§ What you are asked to do: The response should hold each line from the entries below where "text" is found.

Source data below:

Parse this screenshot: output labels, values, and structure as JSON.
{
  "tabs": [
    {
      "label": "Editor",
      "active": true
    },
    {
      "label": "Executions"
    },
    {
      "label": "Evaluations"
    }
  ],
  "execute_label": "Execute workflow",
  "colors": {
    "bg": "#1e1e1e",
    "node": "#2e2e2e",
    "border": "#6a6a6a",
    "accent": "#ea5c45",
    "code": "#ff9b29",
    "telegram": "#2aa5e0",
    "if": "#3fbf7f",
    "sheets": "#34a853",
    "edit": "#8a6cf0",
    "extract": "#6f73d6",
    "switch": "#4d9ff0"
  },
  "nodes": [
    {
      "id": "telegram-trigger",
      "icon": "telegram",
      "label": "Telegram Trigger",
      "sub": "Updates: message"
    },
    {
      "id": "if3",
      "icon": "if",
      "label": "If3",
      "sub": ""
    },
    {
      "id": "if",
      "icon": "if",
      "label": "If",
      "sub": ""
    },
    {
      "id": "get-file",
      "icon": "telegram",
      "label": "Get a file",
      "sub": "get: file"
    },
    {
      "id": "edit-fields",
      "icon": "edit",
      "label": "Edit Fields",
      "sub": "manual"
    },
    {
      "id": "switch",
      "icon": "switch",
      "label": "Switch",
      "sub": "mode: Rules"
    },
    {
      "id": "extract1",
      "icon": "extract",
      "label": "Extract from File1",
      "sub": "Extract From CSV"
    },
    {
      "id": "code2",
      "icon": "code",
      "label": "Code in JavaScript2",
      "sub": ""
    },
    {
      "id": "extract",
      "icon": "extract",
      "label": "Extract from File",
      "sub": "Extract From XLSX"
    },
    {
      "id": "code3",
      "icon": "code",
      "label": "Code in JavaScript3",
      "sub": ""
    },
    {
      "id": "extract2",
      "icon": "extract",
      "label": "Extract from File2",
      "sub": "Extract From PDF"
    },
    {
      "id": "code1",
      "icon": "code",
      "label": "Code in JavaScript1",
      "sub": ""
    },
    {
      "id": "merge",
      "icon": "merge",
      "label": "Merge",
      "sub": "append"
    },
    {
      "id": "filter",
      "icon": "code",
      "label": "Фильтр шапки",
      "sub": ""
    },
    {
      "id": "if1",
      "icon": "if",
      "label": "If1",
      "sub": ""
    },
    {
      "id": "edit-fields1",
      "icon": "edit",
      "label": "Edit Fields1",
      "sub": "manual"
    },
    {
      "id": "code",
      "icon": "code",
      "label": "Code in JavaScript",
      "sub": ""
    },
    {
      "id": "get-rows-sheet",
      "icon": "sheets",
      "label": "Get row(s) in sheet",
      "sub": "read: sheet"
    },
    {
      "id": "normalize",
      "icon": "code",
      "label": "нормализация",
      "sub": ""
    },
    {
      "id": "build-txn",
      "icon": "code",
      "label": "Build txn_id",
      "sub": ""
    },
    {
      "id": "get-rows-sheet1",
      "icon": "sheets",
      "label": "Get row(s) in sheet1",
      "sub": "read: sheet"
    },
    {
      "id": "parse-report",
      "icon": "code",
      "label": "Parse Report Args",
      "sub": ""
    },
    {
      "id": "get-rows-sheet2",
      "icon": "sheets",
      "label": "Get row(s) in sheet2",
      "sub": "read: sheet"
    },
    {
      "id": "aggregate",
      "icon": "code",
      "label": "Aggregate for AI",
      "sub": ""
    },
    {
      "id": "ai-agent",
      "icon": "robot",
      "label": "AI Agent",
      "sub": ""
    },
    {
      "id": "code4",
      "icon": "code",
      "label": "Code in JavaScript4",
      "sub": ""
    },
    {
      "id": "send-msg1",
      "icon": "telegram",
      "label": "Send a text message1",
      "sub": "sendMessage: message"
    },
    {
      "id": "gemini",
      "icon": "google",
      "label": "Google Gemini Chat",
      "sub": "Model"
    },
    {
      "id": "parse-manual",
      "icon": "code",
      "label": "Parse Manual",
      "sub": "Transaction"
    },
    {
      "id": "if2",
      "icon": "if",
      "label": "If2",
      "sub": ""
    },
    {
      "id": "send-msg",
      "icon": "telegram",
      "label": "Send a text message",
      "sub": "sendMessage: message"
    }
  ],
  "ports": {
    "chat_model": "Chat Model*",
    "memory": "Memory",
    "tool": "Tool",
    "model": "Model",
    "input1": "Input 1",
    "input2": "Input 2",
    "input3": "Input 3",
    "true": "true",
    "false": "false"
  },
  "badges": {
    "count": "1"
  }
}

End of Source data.

§ Completed task:
      "label": "Send a text message1",
      "label": "Send a text message",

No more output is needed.